East meets West in Eric Watson’s World Of Chinese Music

Eric Watson's World of Chinese Music showcased seven works of Watson's, including the world premiere of The Nanyang Gate.
Eric Watson's World of Chinese Music showcased seven works of Watson's, including the world premiere of The Nanyang Gate. PHOTO: FACEBOOK/SINGAPORE CHINESE ORCHESTRA

REVIEW / CONCERT

ERIC WATSON'S WORLD OF CHINESE MUSIC

Singapore Chinese Orchestra

Singapore Chinese Cultural Centre Auditorium/Last Friday

The irony in the concert's title was deliberate. After all, what does a British composer have to do with Chinese music? In the case of Eric Watson, plenty.

The composer-in-residence of the Singapore Chinese Orchestra (SCO) has lived in Singapore since 1991 and had been interested in Asian music and culture long before that.

In 2006, he was awarded First Prize in the First Singapore International Competition for Chinese Orchestral Composition and his works and arrangements have since featured regularly in SCO concerts here and overseas.

This enjoyable two-hour concert conducted by SCO music director Yeh Tsung showcased seven works of Watson's, including the world premiere of The Nanyang Gate, a concerto for sanxian inspired by nanyin music and a trip to Xiamen.

The Fujian port city had historically been China's portal to Nanyang, or South-east Asia.

The music opened calmly, gradually building to a heightened sense of anticipation and exhilaration in Huang Gui Fang's virtuosic display on the three-stringed plucked instrument.
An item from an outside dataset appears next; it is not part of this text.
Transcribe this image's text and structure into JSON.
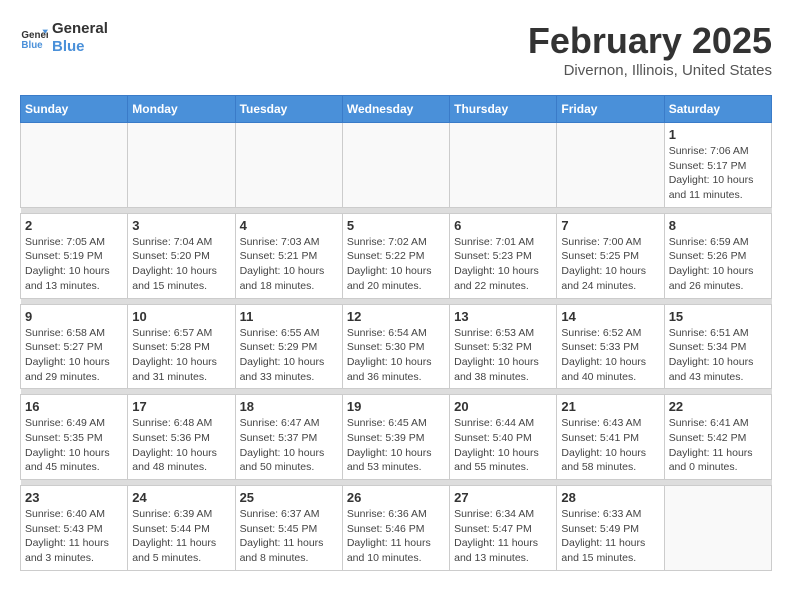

Transitions between quiet meditation and purple passion were interesting, culminating in an unaccompanied showy and coruscating cadenza.

The other concertante work was Dialogue (2007) for tabla and orchestra.

Jatinder Singh Bedi provided an incessant conversation, much that was improvised, with the ensemble that was gripping for its entire duration.

In both works, Watson did not slavishly imitate Chinese or Indian music, but assimilated elements of their styles in an original way.

His experience in musical theatre and popular music accounted for Sea - Source Of Life, which opened the concert.

Written for the 2007 National Day Parade, its easy and feel-good demeanour found a mirror in Mahjong Kakis (2007), which employed jazzy and blues idioms to playful effect. The latter has become one of his most exportable works.

On a more serious note, his Tapestry - Time Dances, which won his 2006 grand prix, played on the age-old form of variations, with a simple "ticking" theme subjected to myriad transformations.

The prerequisite of Nanyang inspiration for its composition was cleverly handled, especially in sinuous passages for dizis and some rhythmic drumming.

Throw in a slow section recalling the pastoral string strains of his compatriot Vaughan Williams and its appeal may be seen as universal.

From a similar fabric was An Independent Note (2015) conceived as a musical portrait of Singapore founding father Lee Kuan Yew using a selection of his quotes.

Lee's stentorian voice came alive via veteran thespian Lim Kay Tong, who projected a resolute and defiant spirit rather than providing mere vocal mimicry.

Arguably, Watson's most popular work is The Ceilidh, taken from a Gaelic word meaning concert or gathering.

Using highland melodies which are largely pentatonic, the line between Chinese music and that of the British Isles became blurred.

That was until the glorious emergence of O Waly Waly (The River Is Wide), the big tune which swept all and sundry to a raucous and joyous end.

A version of this article appeared in the print edition of The Straits Times on November 06, 2017, with the headline 'Enjoyable blend of East meets West'. Print Edition | Subscribe